so what does the output of the thing look like? well believe it or not, it outputs Hollerith code! well mostly anyway.
here's the schematics for the alpha-numeric (IBM being well IBM called it the alphameric portion) portion of the keyboard.
the way you read the arrow-ed tag, is by looking at the schematic page number its column and its row. for example look at the first arrow, remember the A04B bit for now, that will come back when we deal with SMS; but for now we're just gonna use it to help us in finding wires, it reads (12 int, sect 1A) we look at our page and see at the top we are in section 4, and over on the left we see we are in row A. going back a page (in the manual) we look for section 1, row A, 12 int and low and behold we see an arrow that says A04B
following that wire backwards we see there's a switch that says 12 next to it. that refers to the hole positions in a punched card (borrowing from this site http://homepage.divms.uiowa.edu/~jones/cards/codes.html)
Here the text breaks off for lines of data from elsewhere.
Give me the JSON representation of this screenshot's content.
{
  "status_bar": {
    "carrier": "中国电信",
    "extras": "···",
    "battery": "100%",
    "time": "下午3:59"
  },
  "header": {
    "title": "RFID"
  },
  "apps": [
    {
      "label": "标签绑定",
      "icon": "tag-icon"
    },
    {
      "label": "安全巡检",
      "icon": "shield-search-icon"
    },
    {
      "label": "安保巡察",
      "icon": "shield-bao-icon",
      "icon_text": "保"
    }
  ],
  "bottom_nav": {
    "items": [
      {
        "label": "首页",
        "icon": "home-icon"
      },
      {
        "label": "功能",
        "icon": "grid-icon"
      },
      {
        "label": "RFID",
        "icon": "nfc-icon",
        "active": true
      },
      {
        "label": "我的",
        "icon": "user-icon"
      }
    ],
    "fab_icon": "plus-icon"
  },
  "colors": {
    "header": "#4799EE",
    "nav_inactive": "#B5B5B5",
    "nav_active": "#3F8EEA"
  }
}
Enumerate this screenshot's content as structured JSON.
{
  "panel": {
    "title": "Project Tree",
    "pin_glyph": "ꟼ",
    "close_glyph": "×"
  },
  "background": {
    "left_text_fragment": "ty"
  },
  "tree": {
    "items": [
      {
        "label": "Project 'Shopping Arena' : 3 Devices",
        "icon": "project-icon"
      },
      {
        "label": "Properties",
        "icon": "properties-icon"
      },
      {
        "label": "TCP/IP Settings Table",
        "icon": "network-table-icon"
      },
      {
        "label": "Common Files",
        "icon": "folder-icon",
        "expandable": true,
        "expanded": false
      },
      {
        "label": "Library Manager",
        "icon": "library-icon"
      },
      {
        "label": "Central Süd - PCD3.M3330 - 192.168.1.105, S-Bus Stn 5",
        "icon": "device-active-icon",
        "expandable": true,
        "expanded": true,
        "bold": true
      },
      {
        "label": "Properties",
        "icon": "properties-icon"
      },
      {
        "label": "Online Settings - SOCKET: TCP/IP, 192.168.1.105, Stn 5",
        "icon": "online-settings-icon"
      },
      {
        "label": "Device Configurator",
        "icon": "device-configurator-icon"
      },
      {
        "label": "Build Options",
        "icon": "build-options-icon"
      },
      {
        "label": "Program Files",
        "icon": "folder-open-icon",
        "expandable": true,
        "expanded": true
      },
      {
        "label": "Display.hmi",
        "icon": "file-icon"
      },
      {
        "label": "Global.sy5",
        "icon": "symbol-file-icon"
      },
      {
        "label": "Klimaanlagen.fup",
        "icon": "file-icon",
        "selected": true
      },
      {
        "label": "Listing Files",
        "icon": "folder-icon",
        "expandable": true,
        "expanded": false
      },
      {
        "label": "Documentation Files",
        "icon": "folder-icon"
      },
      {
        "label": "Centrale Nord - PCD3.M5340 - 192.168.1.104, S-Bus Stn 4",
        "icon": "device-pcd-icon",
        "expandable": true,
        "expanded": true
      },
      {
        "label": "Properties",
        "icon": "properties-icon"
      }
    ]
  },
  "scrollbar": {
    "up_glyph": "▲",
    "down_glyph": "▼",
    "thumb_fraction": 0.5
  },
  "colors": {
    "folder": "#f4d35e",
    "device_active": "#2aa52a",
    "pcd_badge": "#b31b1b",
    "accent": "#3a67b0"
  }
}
Code: Select all
029 &-0123456789ABCDEFGHIJKLMNOPQR/STUVWXYZ:#@'="¢.<(+|!$*);¬ ,%_>? IBME ¹-0123456789ABCDEFGHIJKLMNOPQR/STUVWXYZ:#²'="].<(+|[$*);¬³,%_>? EBCD &-0123456789ABCDEFGHIJKLMNOPQR/STUVWXYZ:#@'="[.<(+|]$*);^\,%_>? ________________________________________________________________ /&-0123456789ABCDEFGHIJKLMNOPQR/STUVWXYZb#@'>V?.¤[<§!$*];^±,%v\¶ 12 / O OOOOOOOOO OOOOOO 11| O OOOOOOOOO OOOOOO 0| O OOOOOOOOO OOOOOO 1| O O O O 2| O O O O O O O O 3| O O O O O O O O 4| O O O O O O O O 5| O O O O O O O O 6| O O O O O O O O 7| O O O O O O O O 8| O O O O OOOOOOOOOOOOOOOOOOOOOOOO 9| O O O O |__________________________________________________________________
so the A in A02F refers to the card in column A, at row 2, who's pin is enumerated F. we don't use the first code, that specifies module, as in the 029, there's only one module
so now that that's out of the way, we can begin tracing the rest of the switches on the keyboard, and its front panel. I'll spare you the details, and just pass along the final converter schematic. the manual can be gotten online, but if you cant find it give me a DM and I'll send you a link from my dropbox! in case you're wondering everything to the left of the plugs in the schematic is the keyboard side of the connector, that doesn't really exist in the PCB. I have not yet finished building my test converter, i need to solder it up, and program it.
oh and incase you're wondering this thing can be really really confusing
OH and just one really quick asside: I have tested my machine at a local cmputer museum, by swapping out their keyboard for mine. at first we couldnt get the thing to print in alphabetic vs numeric, but then we realised that some of the microswitches under the keyboard where not in the right place. after fixing that it worked quite well! i even punched some cards on my own keyboard!